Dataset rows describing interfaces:
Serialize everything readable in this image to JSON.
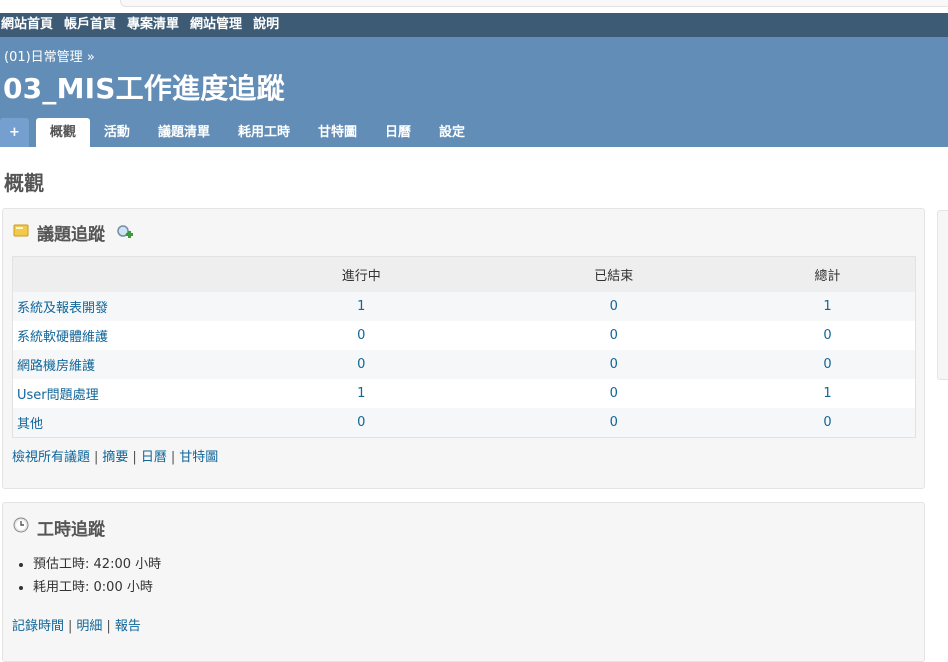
{
  "top_menu": [
    "網站首頁",
    "帳戶首頁",
    "專案清單",
    "網站管理",
    "說明"
  ],
  "header": {
    "breadcrumb": "(01)日常管理",
    "breadcrumb_sep": " »",
    "title": "03_MIS工作進度追蹤"
  },
  "tabs": {
    "new": "+",
    "items": [
      "概觀",
      "活動",
      "議題清單",
      "耗用工時",
      "甘特圖",
      "日曆",
      "設定"
    ]
  },
  "page_title": "概觀",
  "issue_tracking": {
    "title": "議題追蹤",
    "columns": [
      "",
      "進行中",
      "已結束",
      "總計"
    ],
    "rows": [
      {
        "name": "系統及報表開發",
        "open": "1",
        "closed": "0",
        "total": "1"
      },
      {
        "name": "系統軟硬體維護",
        "open": "0",
        "closed": "0",
        "total": "0"
      },
      {
        "name": "網路機房維護",
        "open": "0",
        "closed": "0",
        "total": "0"
      },
      {
        "name": "User問題處理",
        "open": "1",
        "closed": "0",
        "total": "1"
      },
      {
        "name": "其他",
        "open": "0",
        "closed": "0",
        "total": "0"
      }
    ],
    "links": [
      "檢視所有議題",
      "摘要",
      "日曆",
      "甘特圖"
    ],
    "separator": "|"
  },
  "time_tracking": {
    "title": "工時追蹤",
    "estimated_label": "預估工時:",
    "estimated_value": "42:00",
    "spent_label": "耗用工時:",
    "spent_value": "0:00",
    "unit": "小時",
    "links": [
      "記錄時間",
      "明細",
      "報告"
    ],
    "separator": "|"
  },
  "colors": {
    "top_bar": "#3e5b76",
    "header": "#628db6",
    "link": "#116699"
  },
  "icons": [
    "issues-icon",
    "search-add-icon",
    "clock-icon"
  ]
}
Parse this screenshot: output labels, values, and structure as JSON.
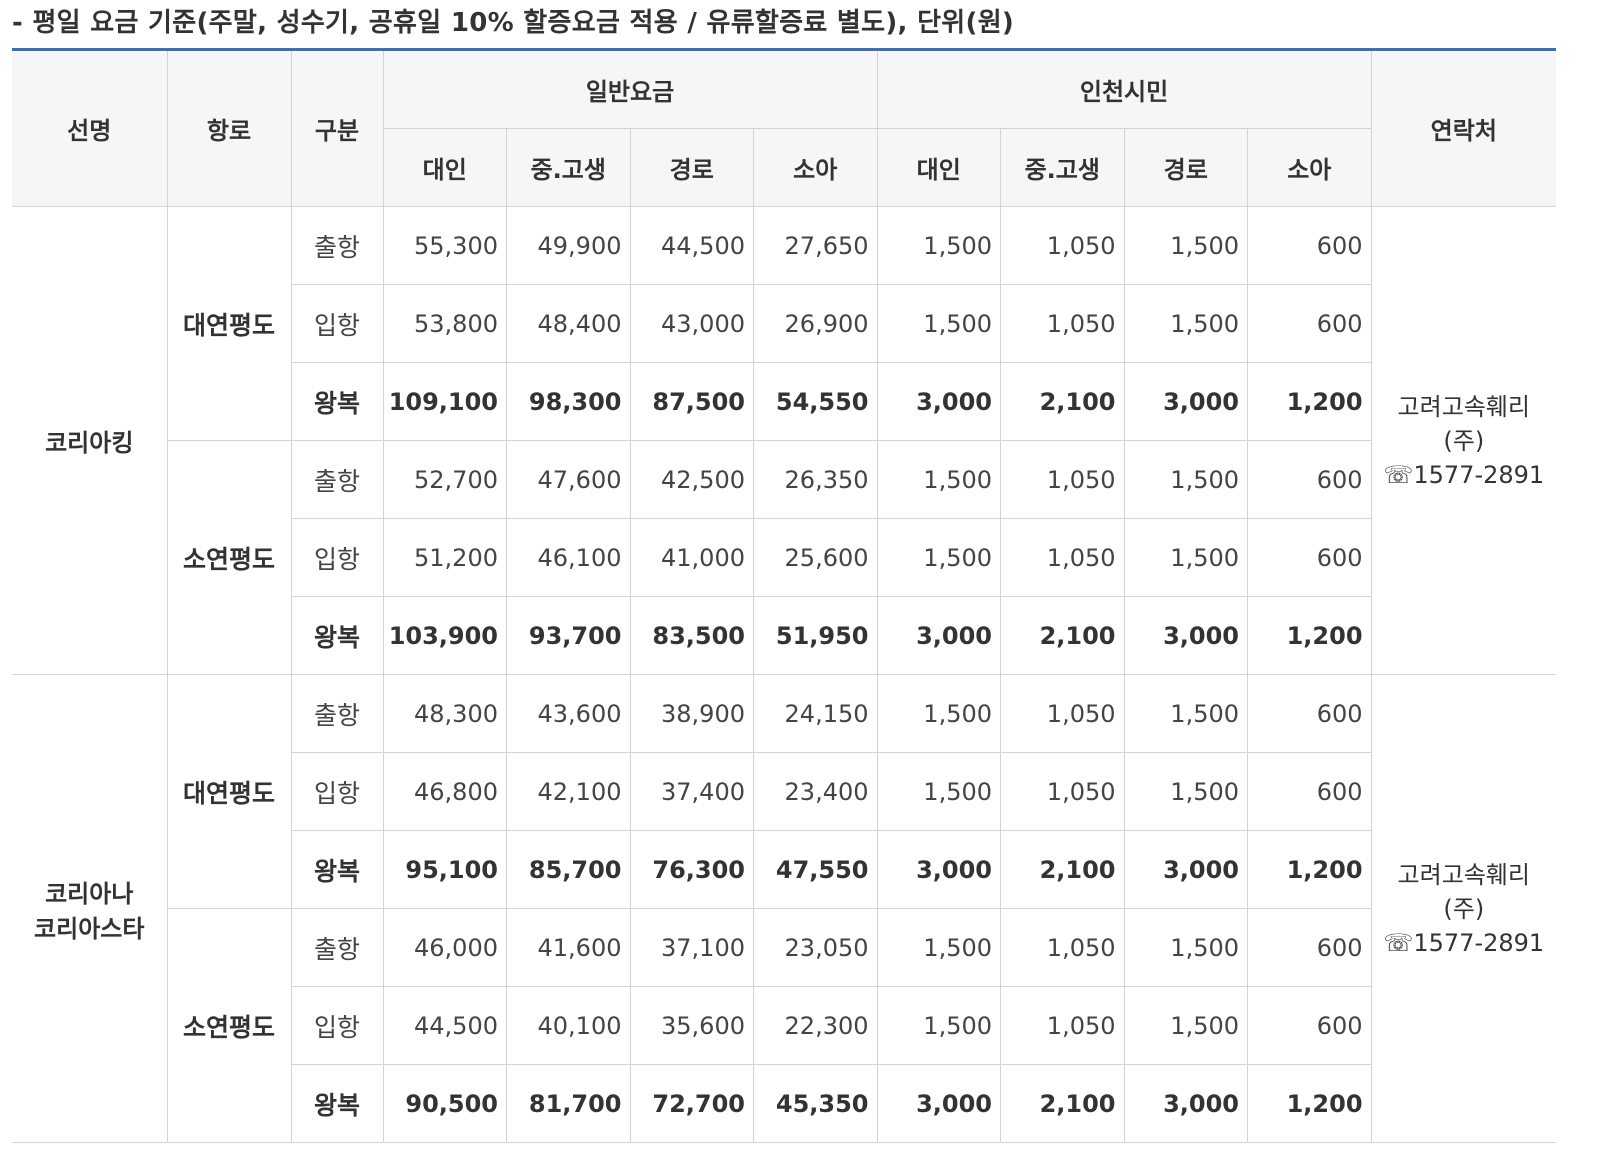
{
  "title": "- 평일 요금 기준(주말, 성수기, 공휴일 10% 할증요금 적용 / 유류할증료 별도), 단위(원)",
  "header": {
    "ship": "선명",
    "route": "항로",
    "type": "구분",
    "general": "일반요금",
    "citizen": "인천시민",
    "contact": "연락처",
    "sub": [
      "대인",
      "중.고생",
      "경로",
      "소아",
      "대인",
      "중.고생",
      "경로",
      "소아"
    ]
  },
  "groups": [
    {
      "ship": "코리아킹",
      "contact": {
        "company": "고려고속훼리",
        "suffix": "(주)",
        "phone": "☏1577-2891"
      },
      "routes": [
        {
          "name": "대연평도",
          "rows": [
            {
              "type": "출항",
              "values": [
                "55,300",
                "49,900",
                "44,500",
                "27,650",
                "1,500",
                "1,050",
                "1,500",
                "600"
              ]
            },
            {
              "type": "입항",
              "values": [
                "53,800",
                "48,400",
                "43,000",
                "26,900",
                "1,500",
                "1,050",
                "1,500",
                "600"
              ]
            },
            {
              "type": "왕복",
              "values": [
                "109,100",
                "98,300",
                "87,500",
                "54,550",
                "3,000",
                "2,100",
                "3,000",
                "1,200"
              ]
            }
          ]
        },
        {
          "name": "소연평도",
          "rows": [
            {
              "type": "출항",
              "values": [
                "52,700",
                "47,600",
                "42,500",
                "26,350",
                "1,500",
                "1,050",
                "1,500",
                "600"
              ]
            },
            {
              "type": "입항",
              "values": [
                "51,200",
                "46,100",
                "41,000",
                "25,600",
                "1,500",
                "1,050",
                "1,500",
                "600"
              ]
            },
            {
              "type": "왕복",
              "values": [
                "103,900",
                "93,700",
                "83,500",
                "51,950",
                "3,000",
                "2,100",
                "3,000",
                "1,200"
              ]
            }
          ]
        }
      ]
    },
    {
      "ship": "코리아나\n코리아스타",
      "ship_lines": [
        "코리아나",
        "코리아스타"
      ],
      "contact": {
        "company": "고려고속훼리",
        "suffix": "(주)",
        "phone": "☏1577-2891"
      },
      "routes": [
        {
          "name": "대연평도",
          "rows": [
            {
              "type": "출항",
              "values": [
                "48,300",
                "43,600",
                "38,900",
                "24,150",
                "1,500",
                "1,050",
                "1,500",
                "600"
              ]
            },
            {
              "type": "입항",
              "values": [
                "46,800",
                "42,100",
                "37,400",
                "23,400",
                "1,500",
                "1,050",
                "1,500",
                "600"
              ]
            },
            {
              "type": "왕복",
              "values": [
                "95,100",
                "85,700",
                "76,300",
                "47,550",
                "3,000",
                "2,100",
                "3,000",
                "1,200"
              ]
            }
          ]
        },
        {
          "name": "소연평도",
          "rows": [
            {
              "type": "출항",
              "values": [
                "46,000",
                "41,600",
                "37,100",
                "23,050",
                "1,500",
                "1,050",
                "1,500",
                "600"
              ]
            },
            {
              "type": "입항",
              "values": [
                "44,500",
                "40,100",
                "35,600",
                "22,300",
                "1,500",
                "1,050",
                "1,500",
                "600"
              ]
            },
            {
              "type": "왕복",
              "values": [
                "90,500",
                "81,700",
                "72,700",
                "45,350",
                "3,000",
                "2,100",
                "3,000",
                "1,200"
              ]
            }
          ]
        }
      ]
    }
  ],
  "colors": {
    "accent_border": "#3b6fbd",
    "header_bg": "#f6f6f6",
    "grid": "#cfd3da"
  }
}
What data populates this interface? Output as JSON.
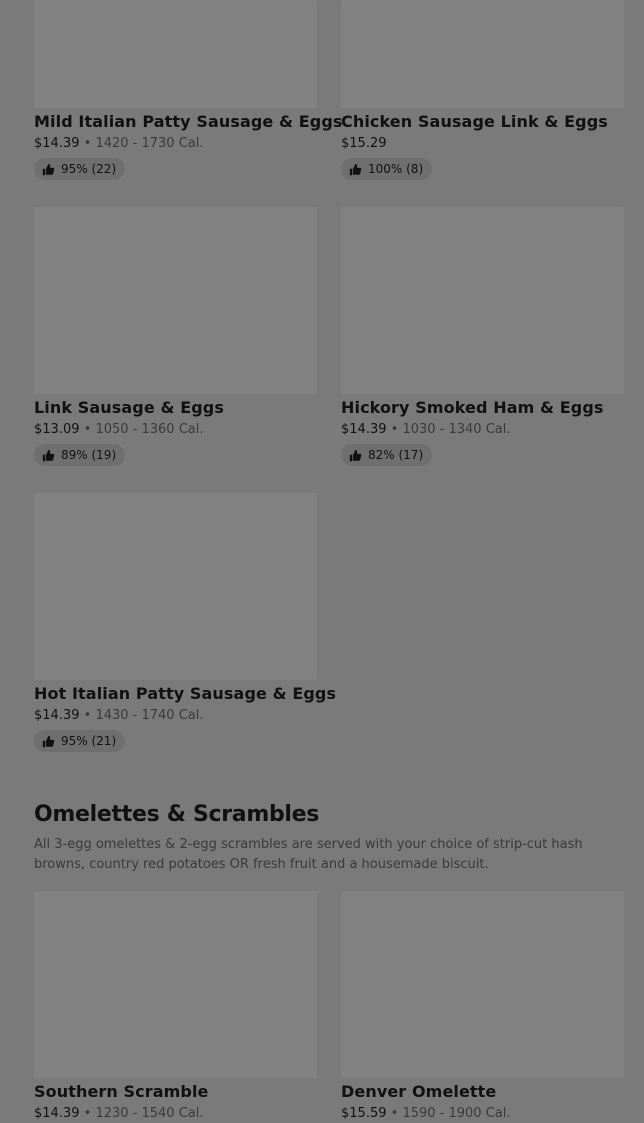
{
  "items_top": [
    {
      "title": "Mild Italian Patty Sausage & Eggs",
      "price": "$14.39",
      "calories": "1420 - 1730 Cal.",
      "rating": "95% (22)"
    },
    {
      "title": "Chicken Sausage Link & Eggs",
      "price": "$15.29",
      "calories": "",
      "rating": "100% (8)"
    },
    {
      "title": "Link Sausage & Eggs",
      "price": "$13.09",
      "calories": "1050 - 1360 Cal.",
      "rating": "89% (19)"
    },
    {
      "title": "Hickory Smoked Ham & Eggs",
      "price": "$14.39",
      "calories": "1030 - 1340 Cal.",
      "rating": "82% (17)"
    },
    {
      "title": "Hot Italian Patty Sausage & Eggs",
      "price": "$14.39",
      "calories": "1430 - 1740 Cal.",
      "rating": "95% (21)"
    }
  ],
  "section": {
    "title": "Omelettes & Scrambles",
    "description": "All 3-egg omelettes & 2-egg scrambles are served with your choice of strip-cut hash browns, country red potatoes OR fresh fruit and a housemade biscuit."
  },
  "items_bottom": [
    {
      "title": "Southern Scramble",
      "price": "$14.39",
      "calories": "1230 - 1540 Cal."
    },
    {
      "title": "Denver Omelette",
      "price": "$15.59",
      "calories": "1590 - 1900 Cal."
    }
  ],
  "icons": {
    "rating": "thumbs-up-icon"
  },
  "colors": {
    "overlay": "#7a7a7a",
    "image_placeholder": "#828282",
    "rating_pill": "#6f6f6f"
  }
}
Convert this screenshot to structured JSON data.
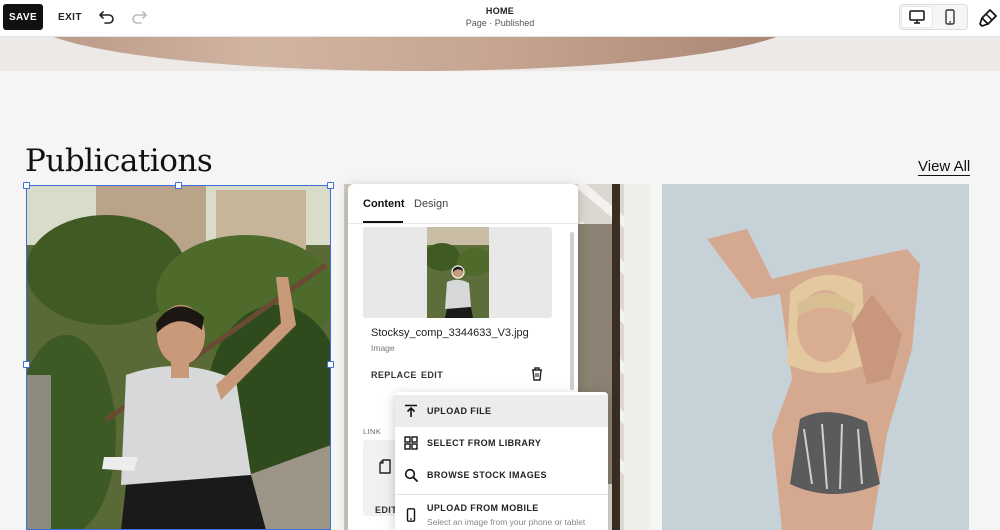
{
  "toolbar": {
    "save_label": "SAVE",
    "exit_label": "EXIT",
    "undo_icon": "undo-icon",
    "redo_icon": "redo-icon",
    "page_title": "HOME",
    "page_status": "Page · Published",
    "device_desktop_icon": "desktop-icon",
    "device_mobile_icon": "mobile-icon",
    "design_icon": "paintbrush-icon"
  },
  "section": {
    "title": "Publications",
    "view_all_label": "View All"
  },
  "panel": {
    "tabs": [
      {
        "label": "Content",
        "active": true
      },
      {
        "label": "Design",
        "active": false
      }
    ],
    "image": {
      "file_name": "Stocksy_comp_3344633_V3.jpg",
      "file_type": "Image",
      "replace_label": "REPLACE",
      "edit_label": "EDIT"
    },
    "link": {
      "label": "LINK",
      "edit_label": "EDIT"
    }
  },
  "dropdown": {
    "items": [
      {
        "label": "UPLOAD FILE",
        "icon": "upload-icon",
        "active": true
      },
      {
        "label": "SELECT FROM LIBRARY",
        "icon": "grid-icon",
        "active": false
      },
      {
        "label": "BROWSE STOCK IMAGES",
        "icon": "search-icon",
        "active": false
      },
      {
        "label": "UPLOAD FROM MOBILE",
        "icon": "phone-icon",
        "active": false,
        "sublabel": "Select an image from your phone or tablet"
      }
    ]
  },
  "colors": {
    "selection": "#3c6fd8",
    "save_button": "#111111",
    "page_background": "#f5f5f5"
  }
}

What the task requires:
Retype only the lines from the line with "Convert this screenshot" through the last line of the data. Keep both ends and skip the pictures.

Solution to this problem:
Convert this screenshot to structured JSON data.
{
  "toolbar": {
    "save_label": "SAVE",
    "exit_label": "EXIT",
    "undo_icon": "undo-icon",
    "redo_icon": "redo-icon",
    "page_title": "HOME",
    "page_status": "Page · Published",
    "device_desktop_icon": "desktop-icon",
    "device_mobile_icon": "mobile-icon",
    "design_icon": "paintbrush-icon"
  },
  "section": {
    "title": "Publications",
    "view_all_label": "View All"
  },
  "panel": {
    "tabs": [
      {
        "label": "Content",
        "active": true
      },
      {
        "label": "Design",
        "active": false
      }
    ],
    "image": {
      "file_name": "Stocksy_comp_3344633_V3.jpg",
      "file_type": "Image",
      "replace_label": "REPLACE",
      "edit_label": "EDIT"
    },
    "link": {
      "label": "LINK",
      "edit_label": "EDIT"
    }
  },
  "dropdown": {
    "items": [
      {
        "label": "UPLOAD FILE",
        "icon": "upload-icon",
        "active": true
      },
      {
        "label": "SELECT FROM LIBRARY",
        "icon": "grid-icon",
        "active": false
      },
      {
        "label": "BROWSE STOCK IMAGES",
        "icon": "search-icon",
        "active": false
      },
      {
        "label": "UPLOAD FROM MOBILE",
        "icon": "phone-icon",
        "active": false,
        "sublabel": "Select an image from your phone or tablet"
      }
    ]
  },
  "colors": {
    "selection": "#3c6fd8",
    "save_button": "#111111",
    "page_background": "#f5f5f5"
  }
}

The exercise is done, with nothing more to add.